“Monsters at Work” -- Ever wondered what becomes of graduates of Monsters University? Like many of us, recent grad Tylor Tuskmon finds out the work world isn’t always what we anticipate. Starting his new job as a mechanic on the Monsters, Inc. facilities team, he finds that instead of scares, it’s laughter they’re after. This animated series sees the return of familiar “Monsters, Inc.” characters Sulley and Mike, along with a host of new ones, including Val (voiced by Mindy Kaling) and Fritz (Henry Winkler). Four weekly episodes begin airing July 7. (Disney+)

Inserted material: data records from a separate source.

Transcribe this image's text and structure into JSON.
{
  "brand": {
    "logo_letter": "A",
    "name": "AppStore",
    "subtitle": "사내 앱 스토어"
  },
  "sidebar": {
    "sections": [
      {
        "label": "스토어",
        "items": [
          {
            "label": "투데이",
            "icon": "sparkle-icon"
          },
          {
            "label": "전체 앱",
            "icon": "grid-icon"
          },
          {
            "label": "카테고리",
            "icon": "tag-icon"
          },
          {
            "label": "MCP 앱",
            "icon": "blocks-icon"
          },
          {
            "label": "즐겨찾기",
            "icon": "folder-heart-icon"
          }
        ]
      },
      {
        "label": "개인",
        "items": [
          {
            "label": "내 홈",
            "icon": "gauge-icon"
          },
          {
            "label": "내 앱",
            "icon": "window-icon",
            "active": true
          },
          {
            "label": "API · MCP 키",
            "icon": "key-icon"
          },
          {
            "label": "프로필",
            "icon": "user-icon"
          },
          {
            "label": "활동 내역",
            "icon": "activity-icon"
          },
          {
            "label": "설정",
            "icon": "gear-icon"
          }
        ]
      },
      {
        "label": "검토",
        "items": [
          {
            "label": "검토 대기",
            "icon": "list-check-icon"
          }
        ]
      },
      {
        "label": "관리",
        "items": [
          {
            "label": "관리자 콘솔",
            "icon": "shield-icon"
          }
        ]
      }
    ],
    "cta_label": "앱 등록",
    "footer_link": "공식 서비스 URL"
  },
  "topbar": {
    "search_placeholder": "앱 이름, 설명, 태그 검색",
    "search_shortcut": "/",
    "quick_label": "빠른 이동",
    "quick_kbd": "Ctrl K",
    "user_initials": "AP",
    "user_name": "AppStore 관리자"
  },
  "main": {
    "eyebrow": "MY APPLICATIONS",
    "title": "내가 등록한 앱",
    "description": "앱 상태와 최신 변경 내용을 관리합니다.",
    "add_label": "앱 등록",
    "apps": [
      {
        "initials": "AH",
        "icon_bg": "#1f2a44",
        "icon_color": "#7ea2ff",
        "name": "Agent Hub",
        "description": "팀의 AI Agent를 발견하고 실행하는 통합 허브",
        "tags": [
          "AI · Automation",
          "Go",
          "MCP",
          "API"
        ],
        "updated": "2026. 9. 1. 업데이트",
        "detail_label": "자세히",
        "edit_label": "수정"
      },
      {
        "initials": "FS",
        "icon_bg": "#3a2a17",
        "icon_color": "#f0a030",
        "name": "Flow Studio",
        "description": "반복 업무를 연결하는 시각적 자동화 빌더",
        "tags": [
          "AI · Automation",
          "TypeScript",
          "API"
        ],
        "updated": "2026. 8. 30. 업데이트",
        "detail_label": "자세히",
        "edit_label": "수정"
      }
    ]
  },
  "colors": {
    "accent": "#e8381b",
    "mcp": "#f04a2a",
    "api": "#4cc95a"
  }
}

“Midnight in the Garden of Good and Evil” (R) -- If you missed this 1997 mystery thriller, pour yourself a bourbon neat and get comfortable. Highfalutin parties, eccentric Southern locals and romantic betrayal are supporting cast members to a high-society murder that centers the plot. Based on the best-selling novel by John Berendt, “Midnight” is directed by Clint Eastwood and stars Kevin Spacey, John Cusack and Jude Law. It’s based on real events that occurred in 1981 in Savannah, Georgia, and was filmed on location there. If you love moonlight, magnolias and Old South finery -- as well as a whodunnit and why -- this movie is a dream. (HBOMax)
“Luxe Listings Sydney, Season 1” -- I can’t get enough of programs that remind me just how house poor I am. Even better is when they take place in locales I’ve never visited. If you, too, are curious what the power-posing, suit wearing, over-made-up men and women of real estate “down under” are doing, this is the series for you. This Amazon Original series features beautiful and pretentious people selling beautiful and pretentious homes for ridiculous prices throughout the coastal Australian real estate market. (Amazon Prime Video)

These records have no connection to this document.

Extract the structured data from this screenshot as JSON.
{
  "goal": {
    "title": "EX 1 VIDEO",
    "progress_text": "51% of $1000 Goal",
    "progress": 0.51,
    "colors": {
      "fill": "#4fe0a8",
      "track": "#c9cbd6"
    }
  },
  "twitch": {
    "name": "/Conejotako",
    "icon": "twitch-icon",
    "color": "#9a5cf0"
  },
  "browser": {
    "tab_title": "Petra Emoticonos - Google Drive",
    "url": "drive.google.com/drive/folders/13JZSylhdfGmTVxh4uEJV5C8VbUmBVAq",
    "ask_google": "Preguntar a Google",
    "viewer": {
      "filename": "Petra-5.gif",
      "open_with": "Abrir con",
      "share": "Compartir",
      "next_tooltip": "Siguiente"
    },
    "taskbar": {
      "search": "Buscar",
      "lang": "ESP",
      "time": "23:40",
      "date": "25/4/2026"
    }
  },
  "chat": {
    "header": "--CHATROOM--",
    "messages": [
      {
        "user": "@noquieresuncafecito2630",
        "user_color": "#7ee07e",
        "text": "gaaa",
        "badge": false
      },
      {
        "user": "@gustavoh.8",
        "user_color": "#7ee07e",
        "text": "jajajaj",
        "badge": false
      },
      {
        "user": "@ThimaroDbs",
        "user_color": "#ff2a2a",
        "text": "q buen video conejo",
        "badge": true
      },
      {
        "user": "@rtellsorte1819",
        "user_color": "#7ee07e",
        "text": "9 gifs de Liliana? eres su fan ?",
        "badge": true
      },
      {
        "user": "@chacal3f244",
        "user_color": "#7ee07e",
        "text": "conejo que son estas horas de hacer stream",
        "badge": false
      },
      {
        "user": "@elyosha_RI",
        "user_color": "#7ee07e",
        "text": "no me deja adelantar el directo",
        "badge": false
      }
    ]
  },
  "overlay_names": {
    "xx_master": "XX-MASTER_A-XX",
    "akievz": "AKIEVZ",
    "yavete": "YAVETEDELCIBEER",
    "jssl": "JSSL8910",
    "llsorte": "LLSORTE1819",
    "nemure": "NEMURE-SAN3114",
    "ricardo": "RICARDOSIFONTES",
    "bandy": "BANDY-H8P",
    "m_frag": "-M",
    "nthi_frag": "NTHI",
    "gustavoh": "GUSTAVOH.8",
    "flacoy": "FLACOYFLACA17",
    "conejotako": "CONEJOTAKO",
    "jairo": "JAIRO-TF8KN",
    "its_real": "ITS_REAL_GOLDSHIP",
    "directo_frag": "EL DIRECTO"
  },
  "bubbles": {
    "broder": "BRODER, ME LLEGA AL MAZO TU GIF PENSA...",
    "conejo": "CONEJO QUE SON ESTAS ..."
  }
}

“Summer of Soul” (PG-13) -- Overshadowed by the Woodstock festival held the same summer, the Harlem Cultural Festival celebrated African-American music, culture and Black pride. But footage of the multiple concerts sat idle and unseen for decades despite featuring some of the biggest names in popular music, like Stevie Wonder, Gladys Knight and the Fifth Dimension. More than 50 years later, the 1969 festival is finally brought forth in full color by musician and first-time director Ahmir “Questlove” Thompson. This remarkable treasure of 1960s Black culture was named the 2021 Sundance Film Festival Grand Jury Prize winner. (Hulu, theaters)
“High on the Hog” -- This four-episode Netflix original documentary series traces the connection of traditional and modern-day Black cuisine back to its basic roots in pre-slavery Africa. Chef and food writer Stephen Satterfield travels to Western Africa and throughout the American South to learn how Black cuisine evolved, or sometimes, stayed exactly the same over centuries. With the help of African-American culinary historians and cultural preservationists, Satterfield explores how food traditions bridge the generations on two continents. While the interviews with locals are at times sleepy, the emotional and spiritual reactions Satterfield experiences are striking. Each episode is historically informative and culturally relevant. (Netflix)
(c) 2021 King Features Synd., Inc.